re: #39 researchok
I almost don’t know how to respond to that. On the one hand, everything you have said is patently true to the extent of utter obviousness - though I am going to quibble a little with your Holocaust analysis (but not yet). On the other hand, I am a little hurt that you think you need to explain such obvious truths to me.
However, what you said is important enough and true enough that it bears repeating. I’m just taking a little umbrage that it is possible you think I don’t get that - or worse might be unsympathetic.
Of course, I have sympathy for it. I also have sympathy for every poor bastard who was ever marched off to war by evil leaders and had no real choice in the matter.
Let’s make it really concrete. Some poor 18 year old German kid with a head full of propaganda who got marched off to Normandy, and suffered all the hell the Allies gave him, is a tragedy. Under other circumstances, he was probably even a nice guy. He loved his family, loved his girl, and he would probably have been someone who you would have a beer with in later years.
If only his head wasn’t filled with lies… If only he was the sort to risk his life and buck a society that would have killed him for protesting… But he wasn’t that super-human sort of saint, he was just a kid.
The worst tragedy of war is that you still need to kill him, while knowing this.
Why? Because if he wins, and he is a good kid who will fight with all his heart, then the world plunges into darkness. I am perfectly willing to count that kid as another victim of Hitler. The nearly unspeakable tragedy is that none of it matters one bit once the shooting starts. It is him or you. Your blood is no less red, and letting your well meant, valid and nobly stated, sympathy prevent you from doing what is necessary in that situation, will get you killed.

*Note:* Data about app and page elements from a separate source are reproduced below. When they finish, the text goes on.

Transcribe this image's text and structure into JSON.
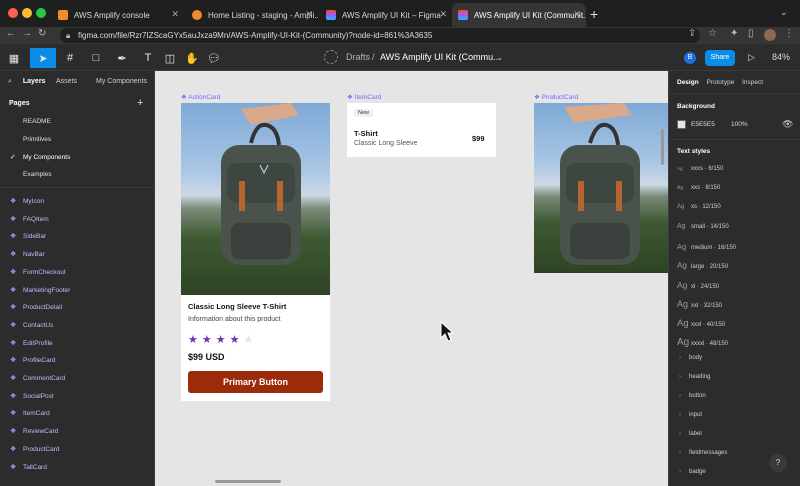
{
  "browser": {
    "tabs": [
      {
        "title": "AWS Amplify console",
        "active": false
      },
      {
        "title": "Home Listing - staging - Ampli...",
        "active": false
      },
      {
        "title": "AWS Amplify UI Kit – Figma",
        "active": false
      },
      {
        "title": "AWS Amplify UI Kit (Communit...",
        "active": true
      }
    ],
    "url": "figma.com/file/Rzr7IZScaGYx5auJxza9Mn/AWS-Amplify-UI-Kit-(Community)?node-id=861%3A3635"
  },
  "toolbar": {
    "breadcrumb_root": "Drafts",
    "breadcrumb_sep": "/",
    "file_name": "AWS Amplify UI Kit (Commu...",
    "user_initial": "B",
    "share_label": "Share",
    "zoom": "84%"
  },
  "left_panel": {
    "tabs": [
      "Layers",
      "Assets"
    ],
    "page_selector": "My Components",
    "pages_heading": "Pages",
    "add_page": "+",
    "pages": [
      {
        "label": "README",
        "current": false
      },
      {
        "label": "Primitives",
        "current": false
      },
      {
        "label": "My Components",
        "current": true
      },
      {
        "label": "Examples",
        "current": false
      }
    ],
    "components": [
      "MyIcon",
      "FAQItem",
      "SideBar",
      "NavBar",
      "FormCheckout",
      "MarketingFooter",
      "ProductDetail",
      "ContactUs",
      "EditProfile",
      "ProfileCard",
      "CommentCard",
      "SocialPost",
      "ItemCard",
      "ReviewCard",
      "ProductCard",
      "TallCard"
    ]
  },
  "canvas": {
    "frames": {
      "action_card": "ActionCard",
      "item_card": "ItemCard",
      "product_card": "ProductCard"
    },
    "action_card": {
      "title": "Classic Long Sleeve T-Shirt",
      "description": "Information about this product",
      "rating": 4,
      "rating_max": 5,
      "price": "$99 USD",
      "button_label": "Primary Button",
      "button_color": "#9c2b0a"
    },
    "item_card": {
      "badge": "New",
      "title": "T-Shirt",
      "subtitle": "Classic Long Sleeve",
      "price": "$99"
    }
  },
  "right_panel": {
    "tabs": [
      "Design",
      "Prototype",
      "Inspect"
    ],
    "background_heading": "Background",
    "background_hex": "E5E5E5",
    "background_opacity": "100%",
    "text_styles_heading": "Text styles",
    "text_styles": [
      {
        "sample": "Ag",
        "name": "xxxs · 6/150"
      },
      {
        "sample": "Ag",
        "name": "xxs · 8/150"
      },
      {
        "sample": "Ag",
        "name": "xs · 12/150"
      },
      {
        "sample": "Ag",
        "name": "small · 14/150"
      },
      {
        "sample": "Ag",
        "name": "medium · 16/150"
      },
      {
        "sample": "Ag",
        "name": "large · 20/150"
      },
      {
        "sample": "Ag",
        "name": "xl · 24/150"
      },
      {
        "sample": "Ag",
        "name": "xxl · 32/150"
      },
      {
        "sample": "Ag",
        "name": "xxxl · 40/150"
      },
      {
        "sample": "Ag",
        "name": "xxxxl · 48/150"
      }
    ],
    "style_groups": [
      "body",
      "heading",
      "button",
      "input",
      "label",
      "fieldmessages",
      "badge"
    ],
    "help": "?"
  },
  "colors": {
    "accent": "#0c8ce9",
    "component_purple": "#7b61ff",
    "star": "#6b2fb3",
    "canvas_bg": "#e5e5e5"
  }
}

Now that said, the Holocaust point…Israel would be the rightful homeland of the Jews whether or not there was a Holocaust and the majority of Jews to Israel were not Holocaust survivors. First off there was always a Jewish population that had been there since ever. The first and second alyot (large migrations from Europe) happened in the late 19th and early 20th centuries, and then there were close to one million Sephardi Jews who were expelled from Arab nations after 48. Those people had everything they had taken from them and they were turned into refugees. Funny how no one talks about their rights as refugees.
Another difference in this conflict is that the Jews took in those refugees, the Arabs pointedly and cynically did not take in a lesser number of Palestinians displaced in the conflict.
But I digress, the issue is that while the effect of the Holocaust on the Jewish national psyche is incalculable, the Zionist movement predates it by over 60 years and there were over a million Jews in situ already clamoring for a recognized state in their own homeland. Also, note that the Balfor declaration is almost two decades before the second world war. The reason for the quibble is that linking Israel to the Holocaust gets turned into anti-Israel propaganda really quickly, because it implicitly denies the people’s longstanding connection with the land and turns the state into a gift out of pity, rather than the rights of the indigenous people whose homeland it was.